Please don’t get distracted by the bloody billboard

The ad below was developed to encourage drivers in New Zealand to drive safe in the rain. The billboard shows a child’s face with the headline: “Rain changes everything. Drive to the conditions.” However, there is more to this billboard than what meets the eye.

When it starts to rain, the ad changes. Take a look below and see for yourself, however I must warn you, the image is rather gruesome.

Rain Changes Everything
Client: Papakura District Council in New Zealand
Agency: Colenso BBDO

Regular billboard:

Billboard in the rain:

Sometimes in advertising clients buy really good ideas, but they’re just not executed the way you’d hope. It happens more often than not. And the ad above is an example of this.

The original billboard isn’t bad. It’s a soft-sell, that to me, says “think of your kids, drive cautiously in the rain”. The idea of the ad changing in the rain is also pretty cool. But the execution is nothing more than cheap shock value. It looks like an ad for some kind of slasher/horror movie.

Not to mention the irony of drivers being distracted in the rain by this child’s bloody face. The ad is more likely to cause accidents than prevent them.

In my opinion, the ad fails. Although, maybe this kind of thing works in New Zealand? What do you think?

– danvertising

Share

Advertisements

10 Responses to Please don’t get distracted by the bloody billboard

  1. Mattd says:

    I loved the idea, thought it could work. But, you made me change my mind, probably more suitable for Halloween 2.

  2. danvertising says:

    Mattd, what was it about the idea that you loved initially?

  3. Mattd says:

    Well, I usually hate driving ads and don’t pay attention to them. Before reading the article I saw the pictures and thought some punk put the blood on it, but it did catch my eye. If you were driving it’s an add you’d tell your friends to check it out the before and after.

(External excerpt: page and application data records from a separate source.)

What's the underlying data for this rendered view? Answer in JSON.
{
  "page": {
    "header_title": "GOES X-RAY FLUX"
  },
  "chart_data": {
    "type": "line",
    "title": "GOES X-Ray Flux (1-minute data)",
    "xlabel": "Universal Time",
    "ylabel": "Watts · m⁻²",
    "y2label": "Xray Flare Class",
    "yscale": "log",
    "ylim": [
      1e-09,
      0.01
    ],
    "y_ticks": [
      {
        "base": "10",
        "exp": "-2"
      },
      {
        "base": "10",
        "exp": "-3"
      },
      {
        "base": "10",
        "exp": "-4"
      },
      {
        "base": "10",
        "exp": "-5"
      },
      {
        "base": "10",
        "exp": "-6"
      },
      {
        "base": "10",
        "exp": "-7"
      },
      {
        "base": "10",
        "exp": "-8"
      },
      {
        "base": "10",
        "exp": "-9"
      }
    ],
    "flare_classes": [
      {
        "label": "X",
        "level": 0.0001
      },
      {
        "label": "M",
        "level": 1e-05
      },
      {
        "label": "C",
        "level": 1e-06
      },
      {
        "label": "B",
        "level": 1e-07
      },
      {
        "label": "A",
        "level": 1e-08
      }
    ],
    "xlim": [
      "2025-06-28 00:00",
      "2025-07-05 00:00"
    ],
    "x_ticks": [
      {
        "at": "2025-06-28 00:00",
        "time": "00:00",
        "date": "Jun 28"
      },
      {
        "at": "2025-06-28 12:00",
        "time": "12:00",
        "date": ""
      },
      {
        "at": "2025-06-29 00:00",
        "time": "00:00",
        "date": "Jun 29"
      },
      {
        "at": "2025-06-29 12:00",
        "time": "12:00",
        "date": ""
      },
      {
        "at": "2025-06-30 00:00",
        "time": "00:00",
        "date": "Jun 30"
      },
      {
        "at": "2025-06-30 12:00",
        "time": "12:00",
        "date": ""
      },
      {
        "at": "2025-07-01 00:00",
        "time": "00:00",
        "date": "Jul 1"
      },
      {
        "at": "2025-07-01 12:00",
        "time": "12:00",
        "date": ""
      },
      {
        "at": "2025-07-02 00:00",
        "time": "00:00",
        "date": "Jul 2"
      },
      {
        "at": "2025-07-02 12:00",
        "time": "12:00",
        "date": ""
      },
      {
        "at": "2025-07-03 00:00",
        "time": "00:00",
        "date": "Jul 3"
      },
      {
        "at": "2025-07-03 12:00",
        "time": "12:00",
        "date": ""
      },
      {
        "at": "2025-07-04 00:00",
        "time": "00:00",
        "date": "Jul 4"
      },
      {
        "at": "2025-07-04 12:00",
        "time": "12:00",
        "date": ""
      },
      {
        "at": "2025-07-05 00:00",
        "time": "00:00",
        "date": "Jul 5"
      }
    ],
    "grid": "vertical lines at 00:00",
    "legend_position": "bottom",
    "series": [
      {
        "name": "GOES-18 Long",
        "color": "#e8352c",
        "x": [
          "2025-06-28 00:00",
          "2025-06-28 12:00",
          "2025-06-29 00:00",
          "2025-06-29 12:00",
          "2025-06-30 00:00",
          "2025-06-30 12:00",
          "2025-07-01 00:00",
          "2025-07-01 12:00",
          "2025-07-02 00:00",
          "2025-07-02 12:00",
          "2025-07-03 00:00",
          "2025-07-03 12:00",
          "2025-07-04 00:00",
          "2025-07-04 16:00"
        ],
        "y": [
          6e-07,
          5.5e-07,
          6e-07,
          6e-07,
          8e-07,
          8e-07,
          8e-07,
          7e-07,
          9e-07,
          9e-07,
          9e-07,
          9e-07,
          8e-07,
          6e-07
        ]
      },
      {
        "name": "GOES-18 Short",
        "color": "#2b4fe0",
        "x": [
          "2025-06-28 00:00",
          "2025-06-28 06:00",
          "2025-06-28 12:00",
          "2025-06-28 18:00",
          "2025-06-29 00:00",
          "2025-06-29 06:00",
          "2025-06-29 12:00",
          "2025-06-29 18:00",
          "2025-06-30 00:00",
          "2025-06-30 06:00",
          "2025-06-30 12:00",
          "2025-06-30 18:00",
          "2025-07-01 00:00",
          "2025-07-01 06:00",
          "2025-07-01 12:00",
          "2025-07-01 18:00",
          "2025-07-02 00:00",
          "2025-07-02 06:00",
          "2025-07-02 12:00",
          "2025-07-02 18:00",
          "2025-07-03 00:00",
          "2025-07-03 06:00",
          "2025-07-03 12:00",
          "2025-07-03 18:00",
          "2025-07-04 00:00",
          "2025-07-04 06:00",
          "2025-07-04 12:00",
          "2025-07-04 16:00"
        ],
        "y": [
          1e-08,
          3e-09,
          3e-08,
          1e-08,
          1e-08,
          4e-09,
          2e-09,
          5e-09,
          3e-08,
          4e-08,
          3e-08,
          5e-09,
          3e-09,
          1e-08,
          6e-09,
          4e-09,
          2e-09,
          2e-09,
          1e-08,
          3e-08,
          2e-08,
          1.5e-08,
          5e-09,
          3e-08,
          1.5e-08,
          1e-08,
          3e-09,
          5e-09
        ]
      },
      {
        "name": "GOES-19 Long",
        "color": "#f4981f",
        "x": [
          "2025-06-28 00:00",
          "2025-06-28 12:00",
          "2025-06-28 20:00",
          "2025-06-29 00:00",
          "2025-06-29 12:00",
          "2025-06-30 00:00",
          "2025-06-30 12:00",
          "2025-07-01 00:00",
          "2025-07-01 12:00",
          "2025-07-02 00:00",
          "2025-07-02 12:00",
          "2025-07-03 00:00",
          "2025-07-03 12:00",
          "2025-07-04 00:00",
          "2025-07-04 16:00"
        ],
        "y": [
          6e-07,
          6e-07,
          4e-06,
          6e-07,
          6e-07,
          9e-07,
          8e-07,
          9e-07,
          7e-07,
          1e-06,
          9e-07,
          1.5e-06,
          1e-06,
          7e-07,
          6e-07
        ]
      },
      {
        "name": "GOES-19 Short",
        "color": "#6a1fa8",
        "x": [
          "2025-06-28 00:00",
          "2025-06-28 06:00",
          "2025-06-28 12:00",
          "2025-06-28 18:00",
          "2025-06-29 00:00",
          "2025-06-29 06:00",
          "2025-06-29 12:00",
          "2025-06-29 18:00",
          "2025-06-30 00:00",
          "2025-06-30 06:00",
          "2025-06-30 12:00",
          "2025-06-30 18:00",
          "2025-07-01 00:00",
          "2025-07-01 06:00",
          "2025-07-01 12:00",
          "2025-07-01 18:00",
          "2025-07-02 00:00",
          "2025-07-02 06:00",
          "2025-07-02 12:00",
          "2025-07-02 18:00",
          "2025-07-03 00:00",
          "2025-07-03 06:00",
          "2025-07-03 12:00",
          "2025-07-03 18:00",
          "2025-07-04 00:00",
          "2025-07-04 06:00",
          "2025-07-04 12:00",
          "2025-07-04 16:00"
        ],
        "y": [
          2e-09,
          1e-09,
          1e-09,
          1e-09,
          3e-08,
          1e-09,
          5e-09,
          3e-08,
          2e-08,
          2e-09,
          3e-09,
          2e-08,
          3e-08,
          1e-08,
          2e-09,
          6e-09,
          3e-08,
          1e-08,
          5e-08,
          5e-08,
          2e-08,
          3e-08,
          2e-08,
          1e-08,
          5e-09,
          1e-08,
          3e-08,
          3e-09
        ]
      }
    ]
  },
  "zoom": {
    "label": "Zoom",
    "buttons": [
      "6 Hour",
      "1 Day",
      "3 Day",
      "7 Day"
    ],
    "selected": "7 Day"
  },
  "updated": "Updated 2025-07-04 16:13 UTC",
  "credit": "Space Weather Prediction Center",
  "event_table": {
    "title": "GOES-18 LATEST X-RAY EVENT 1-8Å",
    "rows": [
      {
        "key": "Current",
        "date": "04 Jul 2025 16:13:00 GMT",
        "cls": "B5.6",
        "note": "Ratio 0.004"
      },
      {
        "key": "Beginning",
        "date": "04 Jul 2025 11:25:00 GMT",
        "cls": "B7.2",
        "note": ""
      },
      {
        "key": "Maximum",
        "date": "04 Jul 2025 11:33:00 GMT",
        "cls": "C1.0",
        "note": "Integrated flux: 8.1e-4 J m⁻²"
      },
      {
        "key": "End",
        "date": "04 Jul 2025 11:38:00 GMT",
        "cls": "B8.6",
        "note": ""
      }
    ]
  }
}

    So it kinda works for me, in a weird way. But the blood could be better.

  4. danvertising says:

    You’re right it would certainly grab your attention. Maybe for all of the wrong reasons…

    There are a lot of PSA’s that go over-the-top in shock value when trying to break through the clutter. So I’m not shocked by it at all.

    I think it’s probably more that they’re promoting safe driving in the rain… by using a giant child’s head that starts seeping blood when it rains… The entire concept is counter-productive to their messaging.

    Although if you don’t drive off the road when you first see the ad, you are likely to remember it the next time you’re driving in the rain.

  5. Mattd says:

    I agree with you. It doesn’t work as a good PSA but grabs my attention not in a shock value but just because I haven’t seen an ad changing in the rain. It could be so much better for other things. Dexter!!

    It’s in New Zealand. That explains everything.

  6. danvertising says:

    Here are some other examples of outdoor ads changing with the weather.

    I think you’ll like 🙂
    Rain:

    Wind:

    Hard not to get distracted by that.

  7. Mattd says:

    haha interesting. thumbs up for changing ads!

  8. […] Read more here: Please don't get distracted by the bloody billboard « danvertising … […]

  9. […] In my personal opinion, the ad is pretty hard to watch. It no doubt makes an impact, but is it memorable for the wrong reasons? There are a lot of examples of social marketing like this, that use shock value to create a buzz. I touched on this issue briefly in a previous post on this blog for the Papakura District Council’s bloody billboard. […]

Leave a Reply

Fill in your details below or click an icon to log in:

WordPress.com Logo

You are commenting using your WordPress.com account. Log Out / Change )

Twitter picture

You are commenting using your Twitter account. Log Out / Change )

Facebook photo

You are commenting using your Facebook account. Log Out / Change )

Google+ photo

You are commenting using your Google+ account. Log Out / Change )

Connecting to %s

%d bloggers like this: